In 1963 the Kenyan government promised free primary education to its citizens. In the early 70s primary school fees were abolished but in the mid 80s cost-sharing measures between the government and its citizens led to the re-introduction of minor fee charges by primary schools. As the trend continued with schools requiring parents to pay fees such as PTA, harambee, textbooks, uniforms, caution fees, exam fees and extracurricular activity fees, most parents became overburdened and unable to raise such fees. Those who could not afford the money to pay for their children's school fees often had their children drop out of the school. Many children were also forced to drop out of school when teachers would not allow them to take exams. To pressurize parents to pay fees, schools often sent children home during the final exams.

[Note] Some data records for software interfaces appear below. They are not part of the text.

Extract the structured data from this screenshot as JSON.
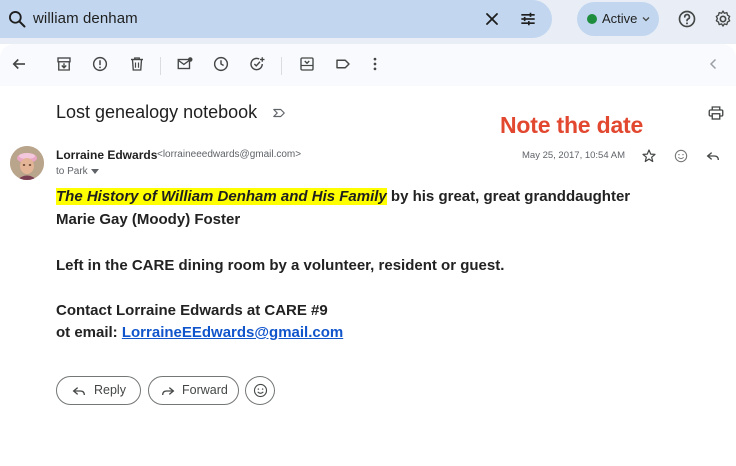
{
  "search": {
    "query": "william denham",
    "icons": [
      "search-icon",
      "clear-icon",
      "search-options-icon"
    ]
  },
  "status": {
    "label": "Active",
    "color": "#1e8e3e"
  },
  "header_icons": [
    "help-icon",
    "settings-icon"
  ],
  "toolbar": {
    "icons": [
      "back-icon",
      "archive-icon",
      "report-spam-icon",
      "delete-icon",
      "mark-unread-icon",
      "snooze-icon",
      "add-to-tasks-icon",
      "move-to-icon",
      "label-icon",
      "more-icon",
      "previous-icon"
    ]
  },
  "email": {
    "subject": "Lost genealogy notebook",
    "annotation": "Note the date",
    "annotation_color": "#e2472f",
    "sender_name": "Lorraine Edwards",
    "sender_email": "<lorraineeedwards@gmail.com>",
    "to": "to Park",
    "date": "May 25, 2017, 10:54 AM",
    "body": {
      "book_title": "The History of William Denham and His Family",
      "line1_rest": " by his great, great granddaughter",
      "line2": "Marie Gay (Moody) Foster",
      "line3": "Left in the CARE dining room by a volunteer, resident or guest.",
      "line4": "Contact Lorraine Edwards at CARE #9",
      "line5_prefix": "ot email: ",
      "email_link": "LorraineEEdwards@gmail.com"
    }
  },
  "actions": {
    "reply": "Reply",
    "forward": "Forward"
  }
}
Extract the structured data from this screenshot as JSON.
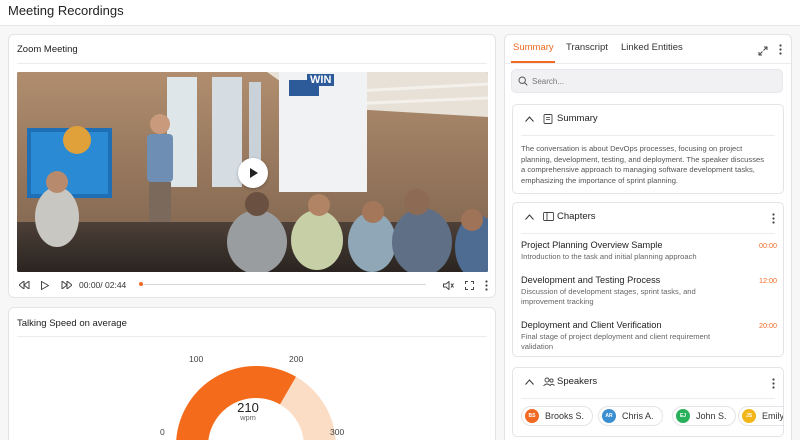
{
  "app": {
    "title": "Meeting Recordings"
  },
  "video_card": {
    "title": "Zoom Meeting",
    "time_current": "00:00",
    "time_total": "02:44",
    "time_separator": "/ ",
    "progress_fraction": 0.0,
    "screen_text": "WIN"
  },
  "speed_card": {
    "title": "Talking Speed on average",
    "value": "210",
    "unit": "wpm",
    "min_label": "0",
    "mark_100": "100",
    "mark_200": "200",
    "max_label": "300",
    "gauge": {
      "value": 210,
      "min": 0,
      "max": 300,
      "highlight_until": 200
    }
  },
  "right_panel": {
    "tabs": [
      {
        "label": "Summary",
        "active": true
      },
      {
        "label": "Transcript",
        "active": false
      },
      {
        "label": "Linked Entities",
        "active": false
      }
    ],
    "search": {
      "placeholder": "Search...",
      "value": ""
    },
    "summary": {
      "title": "Summary",
      "text": "The conversation is about DevOps processes, focusing on project planning, development, testing, and deployment. The speaker discusses a comprehensive approach to managing software development tasks, emphasizing the importance of sprint planning."
    },
    "chapters": {
      "title": "Chapters",
      "items": [
        {
          "title": "Project Planning Overview Sample",
          "desc": "Introduction to the task and initial planning approach",
          "time": "00:00"
        },
        {
          "title": "Development and Testing Process",
          "desc": "Discussion of development stages, sprint tasks, and improvement tracking",
          "time": "12:00"
        },
        {
          "title": "Deployment and Client Verification",
          "desc": "Final stage of project deployment and client requirement validation",
          "time": "20:00"
        }
      ]
    },
    "speakers": {
      "title": "Speakers",
      "items": [
        {
          "initials": "BS",
          "name": "Brooks S.",
          "color": "#f06a24"
        },
        {
          "initials": "AR",
          "name": "Chris A.",
          "color": "#3b8fd1"
        },
        {
          "initials": "EJ",
          "name": "John S.",
          "color": "#28b15a"
        },
        {
          "initials": "JS",
          "name": "Emily",
          "color": "#f2b619"
        }
      ]
    }
  },
  "colors": {
    "accent": "#f06a24",
    "gauge_light": "#fbdcc5"
  }
}
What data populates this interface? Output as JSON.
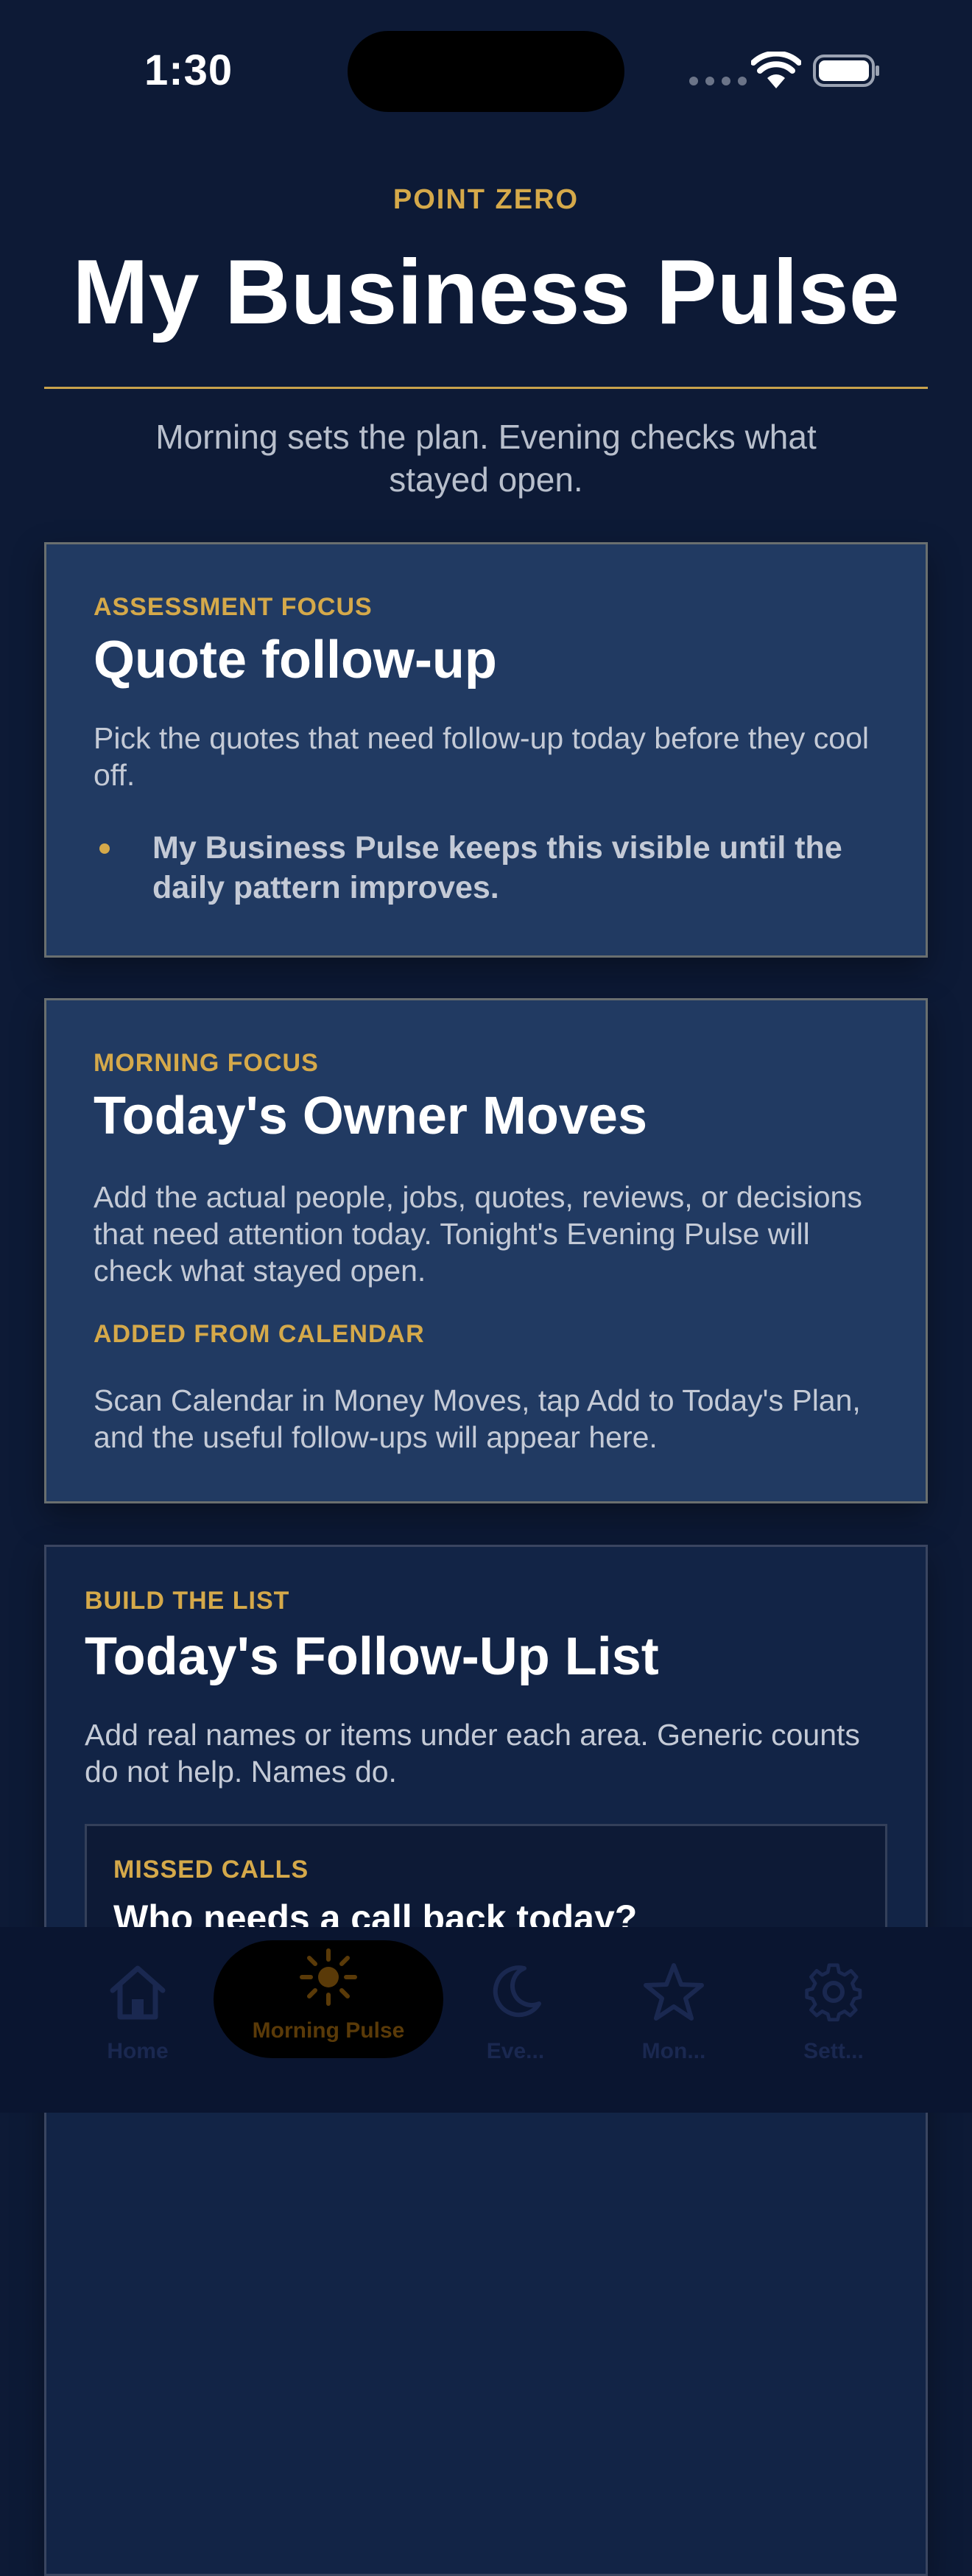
{
  "status_bar": {
    "time": "1:30"
  },
  "header": {
    "eyebrow": "POINT ZERO",
    "title": "My Business Pulse",
    "subtitle": "Morning sets the plan. Evening checks what stayed open."
  },
  "assessment_card": {
    "eyebrow": "ASSESSMENT FOCUS",
    "title": "Quote follow-up",
    "body": "Pick the quotes that need follow-up today before they cool off.",
    "bullet": "My Business Pulse keeps this visible until the daily pattern improves."
  },
  "morning_card": {
    "eyebrow": "MORNING FOCUS",
    "title": "Today's Owner Moves",
    "body": "Add the actual people, jobs, quotes, reviews, or decisions that need attention today. Tonight's Evening Pulse will check what stayed open.",
    "calendar_eyebrow": "ADDED FROM CALENDAR",
    "calendar_body": "Scan Calendar in Money Moves, tap Add to Today's Plan, and the useful follow-ups will appear here."
  },
  "followup_card": {
    "eyebrow": "BUILD THE LIST",
    "title": "Today's Follow-Up List",
    "body": "Add real names or items under each area. Generic counts do not help. Names do.",
    "missed_calls": {
      "eyebrow": "MISSED CALLS",
      "title": "Who needs a call back today?"
    }
  },
  "tabbar": {
    "tabs": [
      {
        "label": "Home",
        "icon": "home-icon"
      },
      {
        "label": "Morning Pulse",
        "icon": "sun-icon",
        "active": true
      },
      {
        "label": "Eve...",
        "icon": "moon-icon"
      },
      {
        "label": "Mon...",
        "icon": "star-icon"
      },
      {
        "label": "Sett...",
        "icon": "gear-icon"
      }
    ]
  },
  "colors": {
    "background": "#0d1a36",
    "accent_gold": "#d5a94a",
    "card_blue": "#213a62",
    "text_muted": "#c4cad6"
  }
}
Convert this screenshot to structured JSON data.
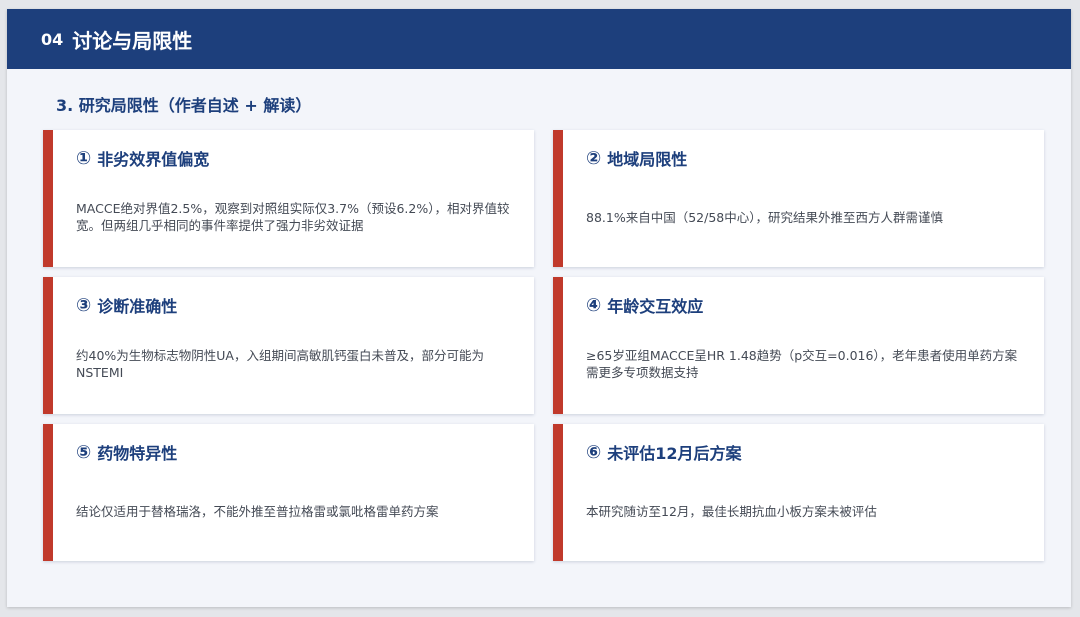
{
  "header": {
    "number": "04",
    "title": "讨论与局限性"
  },
  "subtitle": "3. 研究局限性（作者自述 + 解读）",
  "cards": [
    {
      "number": "①",
      "title": "非劣效界值偏宽",
      "body": "MACCE绝对界值2.5%，观察到对照组实际仅3.7%（预设6.2%），相对界值较宽。但两组几乎相同的事件率提供了强力非劣效证据"
    },
    {
      "number": "②",
      "title": "地域局限性",
      "body": "88.1%来自中国（52/58中心），研究结果外推至西方人群需谨慎"
    },
    {
      "number": "③",
      "title": "诊断准确性",
      "body": "约40%为生物标志物阴性UA，入组期间高敏肌钙蛋白未普及，部分可能为NSTEMI"
    },
    {
      "number": "④",
      "title": "年龄交互效应",
      "body": "≥65岁亚组MACCE呈HR 1.48趋势（p交互=0.016），老年患者使用单药方案需更多专项数据支持"
    },
    {
      "number": "⑤",
      "title": "药物特异性",
      "body": "结论仅适用于替格瑞洛，不能外推至普拉格雷或氯吡格雷单药方案"
    },
    {
      "number": "⑥",
      "title": "未评估12月后方案",
      "body": "本研究随访至12月，最佳长期抗血小板方案未被评估"
    }
  ],
  "colors": {
    "header_bg": "#1d3f7c",
    "accent_bar": "#c0392b",
    "title_text": "#1d3f7c"
  }
}
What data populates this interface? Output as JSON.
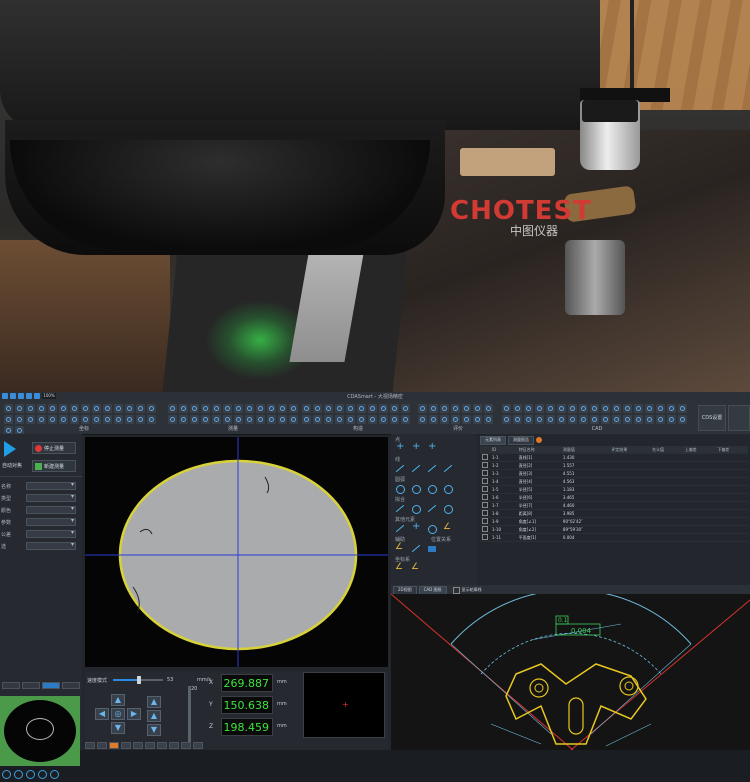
{
  "watermark": {
    "brand": "CHOTEST",
    "sub": "中图仪器"
  },
  "app": {
    "title": "CDASmart - 大视场精密",
    "quick_zoom": "100%",
    "ribbon_groups": [
      {
        "label": "坐标"
      },
      {
        "label": "测量"
      },
      {
        "label": "构造"
      },
      {
        "label": "评价"
      },
      {
        "label": "CAD"
      }
    ],
    "ribbon_big_button": "CDS设置"
  },
  "left": {
    "stop_button": "停止测量",
    "autofocus": "自动对焦",
    "new_button": "新建测量",
    "props": [
      {
        "label": "名称"
      },
      {
        "label": "类型"
      },
      {
        "label": "颜色"
      },
      {
        "label": "参数"
      },
      {
        "label": "公差"
      },
      {
        "label": "选"
      }
    ]
  },
  "controls": {
    "speed_label": "速度模式",
    "speed_value": "53",
    "speed_unit": "mm/s",
    "speed_fraction": 0.53,
    "z_value": "20",
    "x_axis": "X",
    "y_axis": "Y",
    "z_axis": "Z",
    "x": "269.887",
    "y": "150.638",
    "z": "198.459",
    "unit": "mm"
  },
  "tools": {
    "sections": [
      "点",
      "线",
      "圆弧",
      "拟合",
      "其他元素",
      "辅助",
      "位置关系",
      "坐标系"
    ]
  },
  "results": {
    "tabs": [
      "元素列表",
      "测量报告"
    ],
    "headers": [
      "ID",
      "特征名称",
      "测量值",
      "评定结果",
      "名义值",
      "上偏差",
      "下偏差"
    ],
    "rows": [
      [
        "1-1",
        "直线[1]",
        "1.430"
      ],
      [
        "1-2",
        "直径[2]",
        "1.557"
      ],
      [
        "1-3",
        "直径[3]",
        "4.551"
      ],
      [
        "1-4",
        "直径[4]",
        "4.563"
      ],
      [
        "1-5",
        "半径[5]",
        "1.183"
      ],
      [
        "1-6",
        "半径[6]",
        "3.465"
      ],
      [
        "1-7",
        "半径[7]",
        "4.460"
      ],
      [
        "1-8",
        "距离[8]",
        "3.985"
      ],
      [
        "1-9",
        "角度[∠1]",
        "90°02′42″"
      ],
      [
        "1-10",
        "角度[∠2]",
        "89°59′30″"
      ],
      [
        "1-11",
        "平面度[1]",
        "0.004"
      ]
    ]
  },
  "cad": {
    "tabs": [
      "2D视图",
      "CAD 图纸"
    ],
    "toggle_label": "显示轮廓线",
    "callout": "0.004",
    "callout_tag": "0.1"
  }
}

The growth of Kenya's education sector has exceeded expectations. After the first university was established in 1970, six other public universities and 23 private universities have been established. Although Kenya has its own universities, some parents prefer to send their children to universities outside the country. This is largely because Kenyan public universities are not as flexible with admission requirements as some foreign universities.
- Ferre, Celine (February 2009). Age at First Child: Does Education Delay Fertility Timing? The Case of Kenya. Policy Research Working Paper (4833). World Bank.
- Eshiwani, G.S. (1990). Implementing Educational Policies in Kenya. Africa Technical Department Series Discussion Paper (85). World Bank.
- The Standard – World’s oldest pupil, Stephen Maruge, dies August 15, 2009
- Kenya National Examination Council
- List of universities and colleges in Kenya.
- List of schools in Kenya
- Ministry of Education website
- Kenyan Education
- The Kenya High Commission
- Education Statistics and Quality of Education in Kenya, Southern and Eastern Africa Consortium for Monitoring Educational Quality (SACMEQ)
- Education Links in Kenya
- Private Schools in Kenya
- Commission of Higher Education - Kenya
- E-Government, Education
- Kenyan Education Websites
- Kenyan Colleges and Universities
- Enlisting all private schools in Kenya
- Information on Education and Schools in Kenya
- Kenya Education Guide